A few days ago I was standing in line waiting for a teller at my community bank and a friend came in. He is a regular at my weekly drawing group. Getting in line behind me he said, “I’m embarrassed to show you this, but you may be amused.” He pulled out a new, large screened, cell phone and said, “This app is so amazing. I can take a picture of anything and it can instantly turn it into a pencil drawing, a pen and ink, a pastel, a watercolor, an oil, a picture on any kind of paper (even wrinkled!), a negative… on and on.” I’m not sure I remember now how many “artistic” variations on a theme his phone app could play, but he was right to be embarrassed to show it to me. I was, however, polite and suitably awed at the technology. As my sweet grandmother used to say, “What will they think of next!”
Later, I tried to understand why I was so disturbed by this amazing app. The technology is impressive, but that’s not the point. It’s the intention of the technology and its result that are bothersome. Here’s a device whose “artistic” application subverts the function of art. The entire function of art – at whatever level of ability – is to enable a person to discover a personal voice, an idiosyncratic way of seeing, thinking, feeling, reacting, being that could only come from you. Now, with this app, I can make art by choosing from ten (wow!) predetermined responses. Professional looking responses! How cool! I don’t need to struggle to learn how to draw anymore. So what if my artistic personality is reduced to ten choices derived from the software of some IT whiz kid; I made the choice, didn’t I? And I chose what to photograph. So what if the difference between you and me is now the fact that you chose the pen and ink and I chose the pastel on wrinkled paper. Those are differences, aren’t they?
It’s interesting that as teachers of social justice, celebrating diversity and civil rights, we constantly rail about the pernicious effect of stereotyping, reducing a person to a short list of negative characteristics that remove the essential subtlety of the other’s humanity. And yet we buy seductive products and are suitably amazed when they reduce our own humanity. By stereotyping we seek to limit the unpredictable in others; with many such products we guarantee that we aren’t unpredictable either.
The process of art, of any real learning, is profound because it is unpredictable. One never knows what nuances of idea and feeling will be discovered, how you will come to know yourself differently. The technology of the art app robs one of the personal engagement with seeing, with experience, with the struggle to coordinate hand and eye, with learning, with achievement, with self-discovery. It’s about arriving at a pre-determined destination without taking the journey. Why not an app that writes a poem or you? You give it a couple of theme words – say, sad and lonely – and it writes the poem so you don’t have to work out for yourself exactly why you are feeling that way, or discover the metaphors that describe how you feel. Instead of feeling sad and lonely in your unique way, you feel sad and lonely in the way a programmer at Microsoft thinks you might – and millions of other people, too. What’s really scary is the acceptance of those mass produced feelings as our own.

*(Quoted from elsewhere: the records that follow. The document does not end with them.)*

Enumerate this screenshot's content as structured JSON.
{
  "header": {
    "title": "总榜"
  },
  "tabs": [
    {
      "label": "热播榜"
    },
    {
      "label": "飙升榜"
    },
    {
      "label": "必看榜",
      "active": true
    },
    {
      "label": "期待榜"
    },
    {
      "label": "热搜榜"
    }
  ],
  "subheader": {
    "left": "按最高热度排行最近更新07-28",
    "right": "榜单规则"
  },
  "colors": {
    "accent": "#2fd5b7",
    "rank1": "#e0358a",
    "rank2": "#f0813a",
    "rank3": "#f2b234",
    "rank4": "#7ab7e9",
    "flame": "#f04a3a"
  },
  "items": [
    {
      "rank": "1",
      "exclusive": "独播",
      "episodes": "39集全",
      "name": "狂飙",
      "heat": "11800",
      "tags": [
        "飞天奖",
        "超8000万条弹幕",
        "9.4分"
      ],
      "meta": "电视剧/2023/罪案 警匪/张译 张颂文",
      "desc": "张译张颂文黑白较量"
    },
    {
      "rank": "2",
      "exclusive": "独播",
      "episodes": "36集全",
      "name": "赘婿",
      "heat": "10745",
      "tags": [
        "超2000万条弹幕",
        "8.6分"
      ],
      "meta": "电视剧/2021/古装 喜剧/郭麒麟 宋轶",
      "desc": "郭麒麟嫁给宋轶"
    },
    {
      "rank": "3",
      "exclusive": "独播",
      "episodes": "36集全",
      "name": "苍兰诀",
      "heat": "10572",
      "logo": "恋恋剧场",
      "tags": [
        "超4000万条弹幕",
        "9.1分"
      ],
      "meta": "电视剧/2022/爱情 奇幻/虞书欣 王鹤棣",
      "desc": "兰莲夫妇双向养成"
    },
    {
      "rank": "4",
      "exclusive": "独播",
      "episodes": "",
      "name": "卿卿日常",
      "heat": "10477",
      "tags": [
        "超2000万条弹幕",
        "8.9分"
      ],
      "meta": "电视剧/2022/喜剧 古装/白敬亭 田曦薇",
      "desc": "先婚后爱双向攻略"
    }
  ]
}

Every art work is a kind of autobiography. It captures the combination of skill and perception available to you at that time. And the journey from beginning to end is never predictable. It’s an honest mirror. I have never begun and ended a drawing or painting as the same person.
The point of this little jeremiad about a new technology app is this: Education must embrace a host of interrelated goals. One is the teaching of skills – everything from reading to computer technology. Another is citizenship. The political health of our society depends on good citizens and knowing their obligation to be involved. A third is an understanding of our reality as one species amongst many on this planet and that our health depends on the health of all the others. We call this the teaching of reality. A fourth is teaching true history so we know who we are as a community and a society. Another is teaching culture, the study of our best ideas and feelings and beliefs.
There’s another educational goal, however, that the true success of the other goals depends on. And that is helping young people discover who they are as individuals. And perhaps the best way to do this is through the arts – poetry, music, visual art, drama, fiction. The reason is simple. To succeed with an art at whatever level, one has to discover an authentic voice, a way of expression that is one’s own. An identity. The reason why this is so important is that people who don’t know themselves don’t make good citizens. They are easily manipulated by slogans and propaganda and cool apps to live lives that serve other people’s interests and generate other people’s profits. People who don’t know themselves do not understand now their unique gifts can be used to shape a history of sustainability and peace. People who don’t know themselves cut the arts funding in our schools because they think the arts are inconsequential for competing in the global economy. People who don’t know themselves think art is an app on a cell phone.